* _Work order_: In the records below, count every line that includes the word "Description". Provide the total alone.

* _Given data_:
□ □ □ □

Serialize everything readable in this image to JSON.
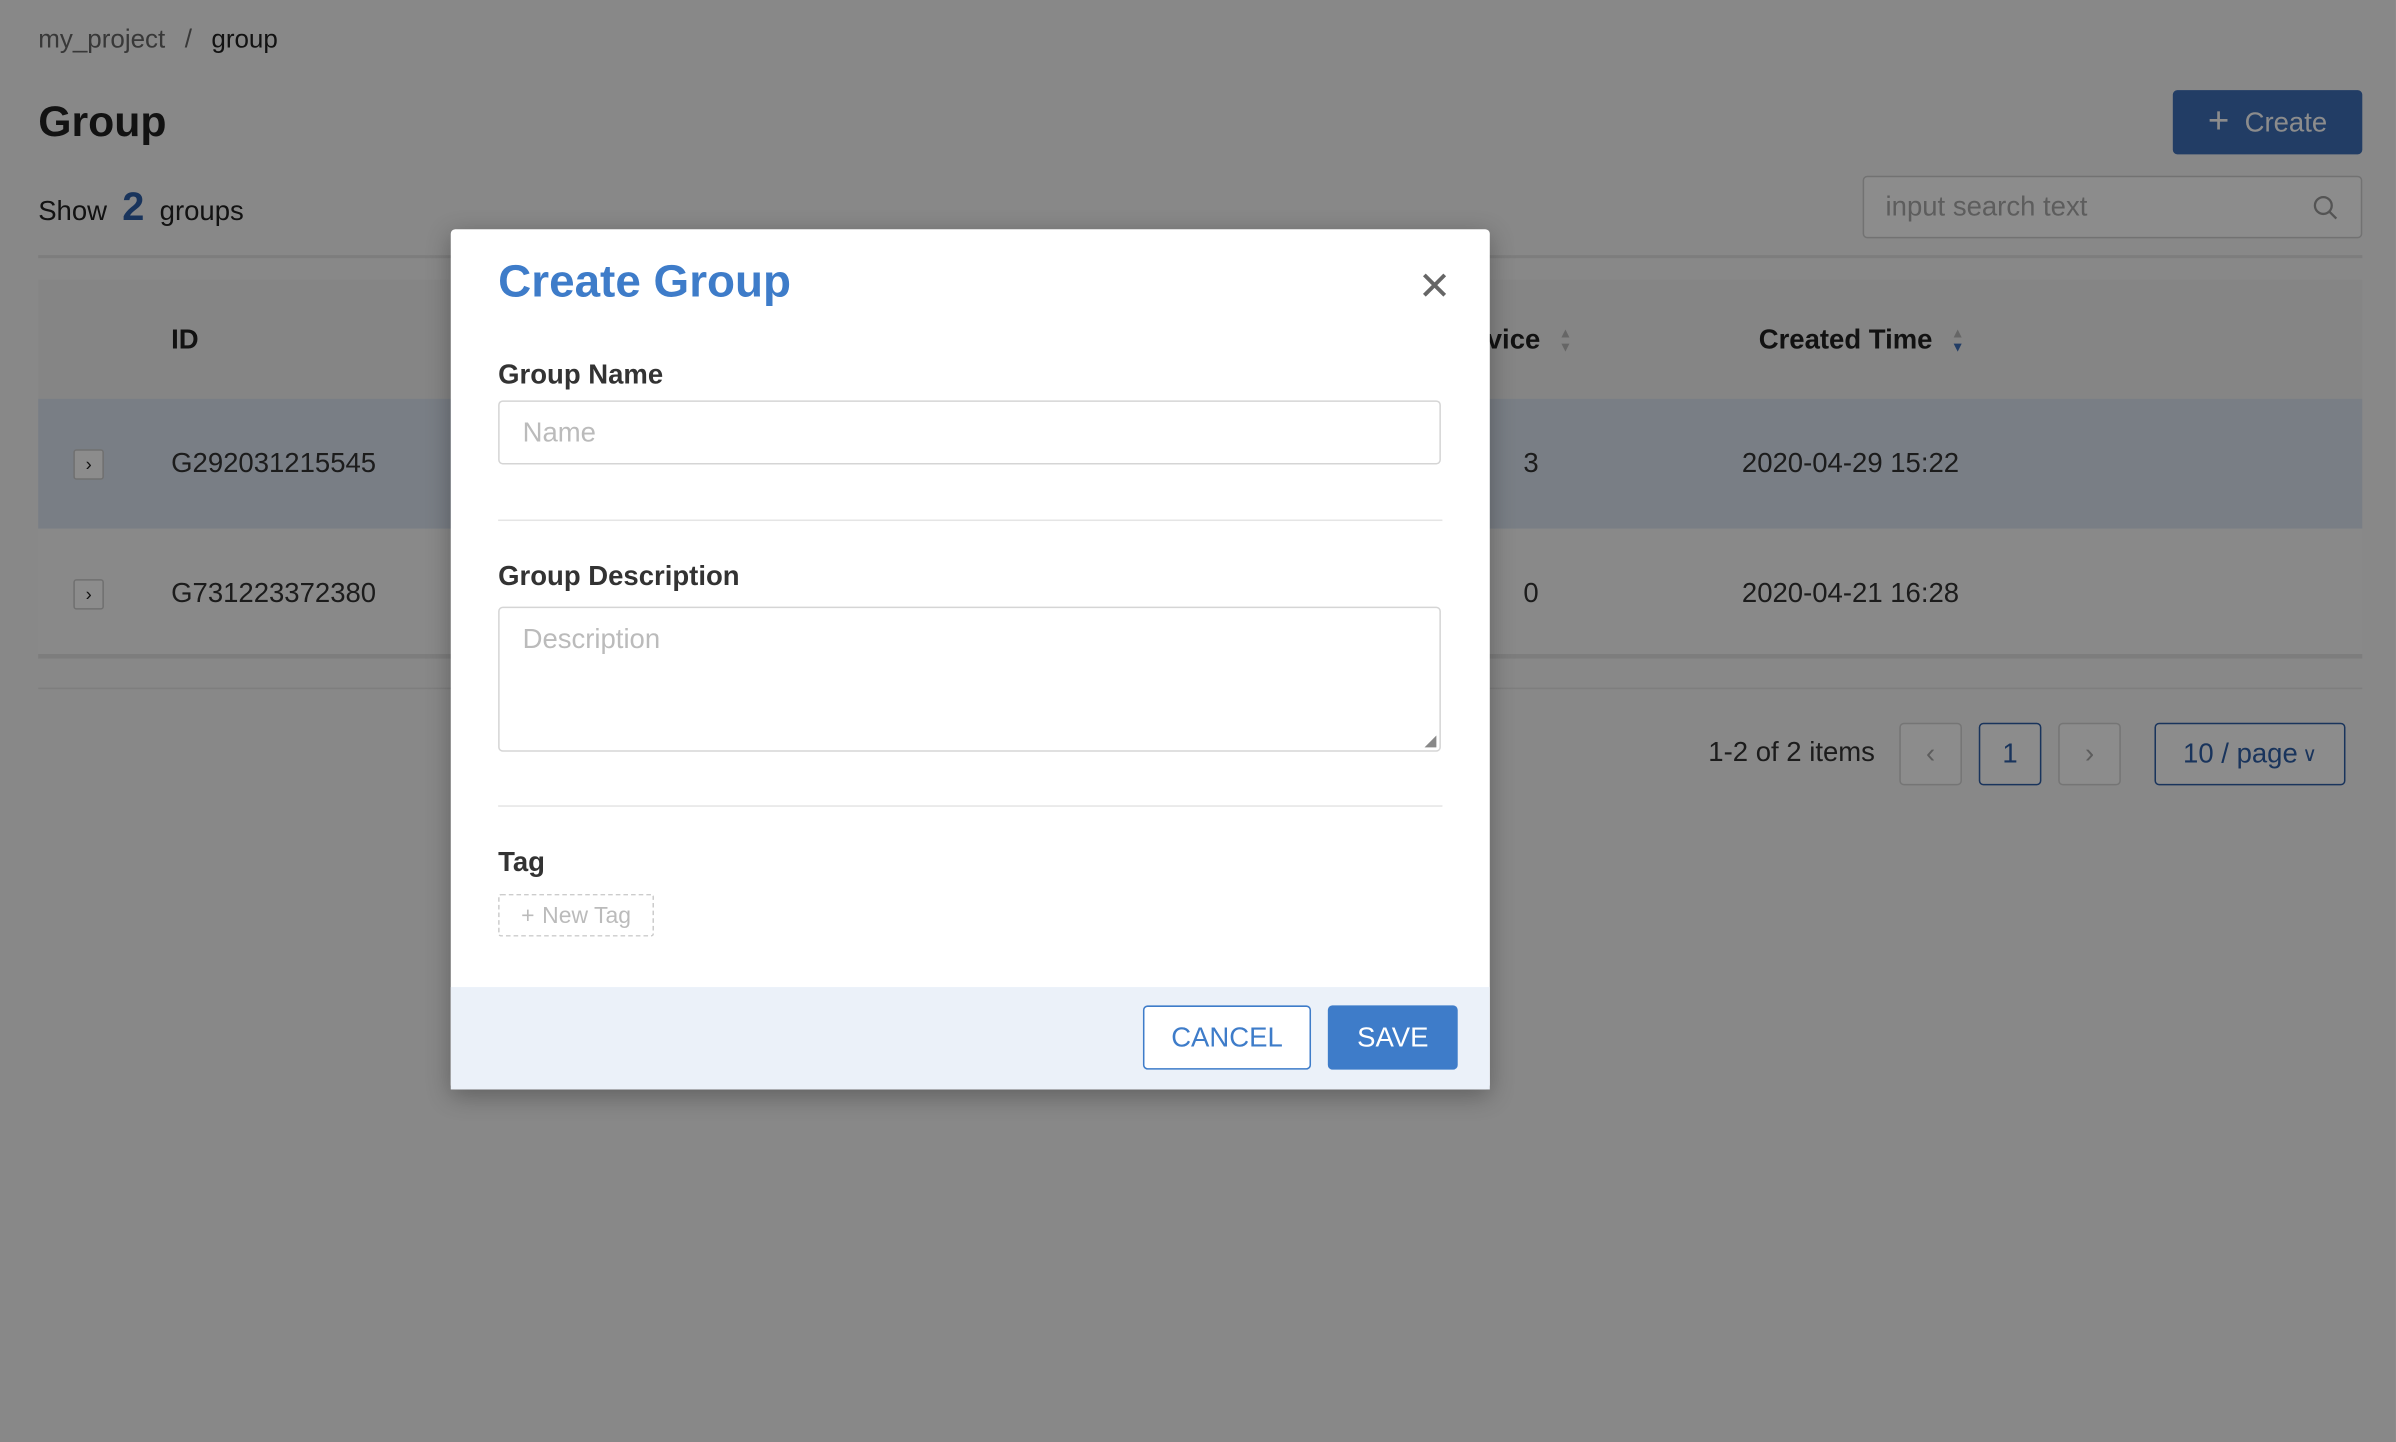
{
  "breadcrumb": {
    "parent": "my_project",
    "separator": "/",
    "current": "group"
  },
  "page": {
    "title": "Group",
    "show_prefix": "Show",
    "count": "2",
    "show_suffix": "groups",
    "create_label": "Create",
    "search_placeholder": "input search text"
  },
  "table": {
    "columns": [
      "ID",
      "Device",
      "Created Time"
    ],
    "rows": [
      {
        "id": "G292031215545",
        "device": "3",
        "created": "2020-04-29 15:22"
      },
      {
        "id": "G731223372380",
        "device": "0",
        "created": "2020-04-21 16:28"
      }
    ]
  },
  "pagination": {
    "summary": "1-2 of 2 items",
    "current_page": "1",
    "page_size": "10 / page"
  },
  "modal": {
    "title": "Create Group",
    "name_label": "Group Name",
    "name_placeholder": "Name",
    "desc_label": "Group Description",
    "desc_placeholder": "Description",
    "tag_label": "Tag",
    "new_tag": "New Tag",
    "cancel": "CANCEL",
    "save": "SAVE"
  },
  "colors": {
    "accent": "#3e7cc9",
    "primary_button": "#3e6fb9"
  }
}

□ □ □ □

* _Answer section_: 2